In our second video with Polish artist and performer Ada Karczmarczyk, she speaks to Natalia Sielewicz, curator of recent group exhibition ‘Private Settings, Art After the Internet’ at the Museum of Modern Art in Warsaw, about icons, pop culture, Christian evangelism and using the internet as a tool to inform and attract followers.
The devotional image of an icon, be that of a religious, pop or historical figure, is representative of a particular moment in history. Iconography is a long-established art form in various faiths across the globe, particularly Christianity and the figure of Jesus as the embodiment of God. The institution could be said to be the first and arguably most successful promotional machine in Western history.
With the advent of broadcast media 20th-century pop icons such as Elvis and Marilyn Monroe were constructed and sold to the masses through movies, records and advertising. Madonna and Michael Jackson catapulted into fame via MTV. Nowadays many contemporary public figures, some of which are soon-to-be marketed ‘icons of their generation’, begin life and are mediated through networked online environments such as Instagram, Facebook, Twitter and YouTube. In this casual setting, centred on the performance of authentic individuals, the line between the public persona and private thought becomes blurred. All are cast out into the web to be liked, shared and commented on.
In this arena, Karczmarczyk has been presenting her work through a dedicated YouTube channel since 2011. Audiences can follow her path from a crisis of identity and search for meaning that leads to a spiritual awakening and reconnection with the Catholic faith of her Polish upbringing. Watching it as a body of work, you can also see a consistent awareness and experimentation with the role of a performer, the use of humour, physical comedy and a ‘pop colourful’ aesthetic. As a child of a post-Soviet society, her videos are an overload of glittering and attractive consumptive objects, once adored by Karczmarczyk and now employed for the purpose of the Christian mission.

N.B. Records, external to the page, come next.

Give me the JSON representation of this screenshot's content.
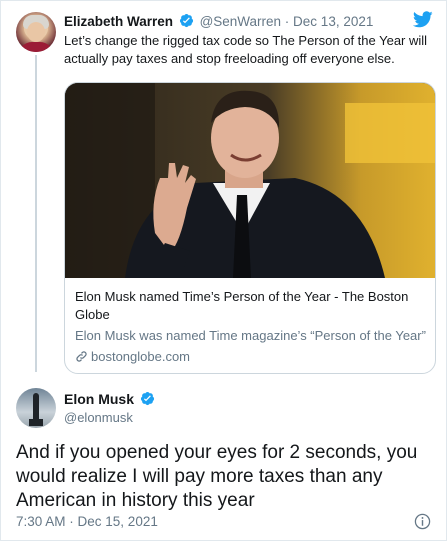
{
  "quoted_tweet": {
    "author_name": "Elizabeth Warren",
    "handle": "@SenWarren",
    "separator": " · ",
    "date": "Dec 13, 2021",
    "text": "Let’s change the rigged tax code so The Person of the Year will actually pay taxes and stop freeloading off everyone else.",
    "card": {
      "title": "Elon Musk named Time’s Person of the Year - The Boston Globe",
      "description": "Elon Musk was named Time magazine’s “Person of the Year”",
      "domain": "bostonglobe.com"
    }
  },
  "main_tweet": {
    "author_name": "Elon Musk",
    "handle": "@elonmusk",
    "text": "And if you opened your eyes for 2 seconds, you would realize I will pay more taxes than any American in history this year",
    "time": "7:30 AM",
    "separator": " · ",
    "date": "Dec 15, 2021"
  },
  "colors": {
    "twitter_blue": "#1da1f2",
    "verified_blue": "#1da1f2",
    "muted_text": "#657786",
    "border": "#ccd6dd"
  },
  "icons": [
    "verified-badge-icon",
    "twitter-bird-icon",
    "link-icon",
    "info-icon"
  ]
}
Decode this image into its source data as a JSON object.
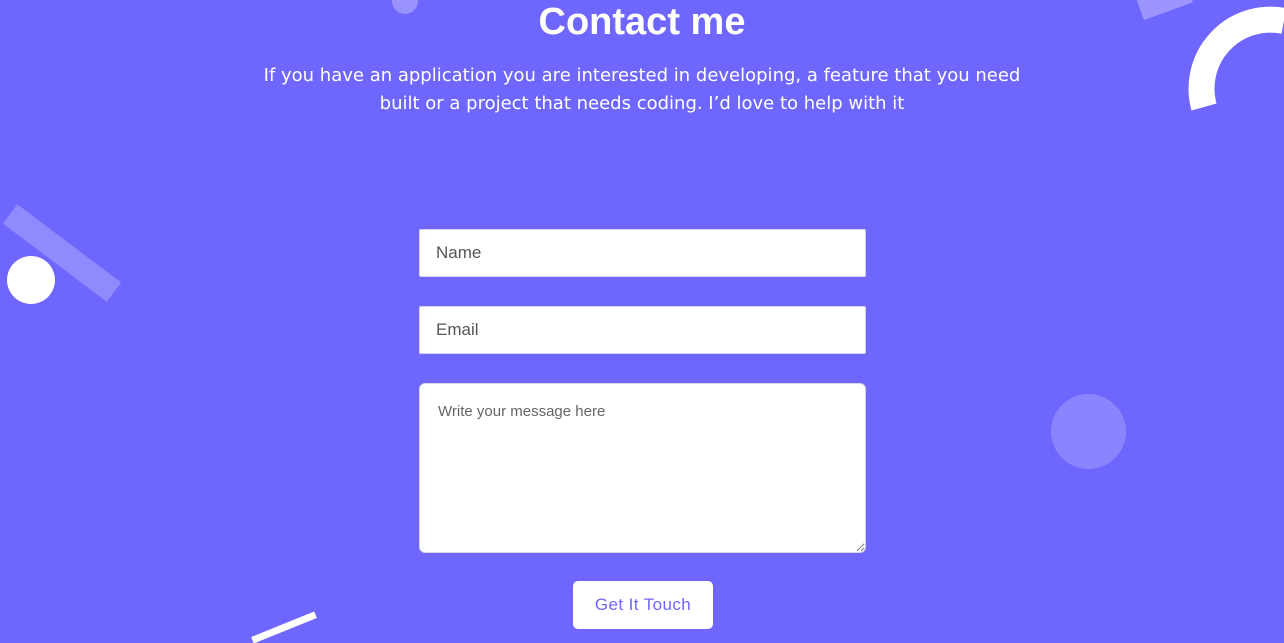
{
  "contact": {
    "title": "Contact me",
    "subtitle": "If you have an application you are interested in developing, a feature that you need built or a project that needs coding. I’d love to help with it"
  },
  "form": {
    "name_placeholder": "Name",
    "email_placeholder": "Email",
    "message_placeholder": "Write your message here",
    "submit_label": "Get It Touch"
  },
  "colors": {
    "background": "#6f66fd",
    "accent": "#6f66fd",
    "field_background": "#ffffff",
    "text_light": "#ffffff"
  },
  "decorations": [
    "circle-shape",
    "ring-arc-shape",
    "bar-shape"
  ]
}
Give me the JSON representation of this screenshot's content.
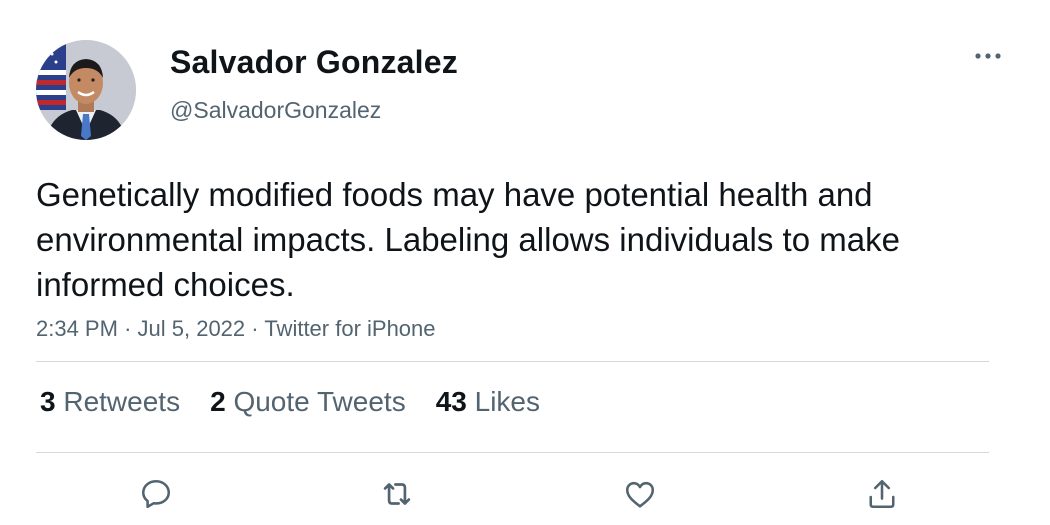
{
  "author": {
    "name": "Salvador Gonzalez",
    "handle": "@SalvadorGonzalez"
  },
  "tweet": {
    "text": "Genetically modified foods may have potential health and environmental impacts. Labeling allows individuals to make informed choices.",
    "time": "2:34 PM",
    "date": "Jul 5, 2022",
    "source": "Twitter for iPhone",
    "separator": "·"
  },
  "stats": {
    "retweets_count": "3",
    "retweets_label": "Retweets",
    "quotes_count": "2",
    "quotes_label": "Quote Tweets",
    "likes_count": "43",
    "likes_label": "Likes"
  },
  "icons": {
    "more": "more-options-icon",
    "reply": "reply-icon",
    "retweet": "retweet-icon",
    "like": "heart-icon",
    "share": "share-icon"
  },
  "colors": {
    "text_primary": "#0f1419",
    "text_secondary": "#536471",
    "divider": "#cfd9de"
  }
}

Karczmarczyk’s work is often received by predominantly agnostic or atheist art audiences as an ironic statement on Christianity rather than the closely held belief of the artist. As a viewer, her mission or will to convert you is made plain—follow your spiritual leader Adu to the meaningful (Christian) existence. However, these two lines of irony and honesty are forever blurred when presented in such a context as YouTube with all its many layers of meaning. This can be confusing, even shocking, but at all times entertaining. Perhaps, the central question of her work is less ‘Do you believe?’ and more about the nuances in the language of online representation.
This video is part 6 in the series Money Makes the World Go ‘Round – exploring art and artists in a global market in collaboration with Video in Common—to publish at the start of every second week from the last day of March to June, 2015. It features six artists from cities around the networked world. **
Watch the video embedded above or see here for Part One.
This project has been made possible through the generous support of Arts Council England.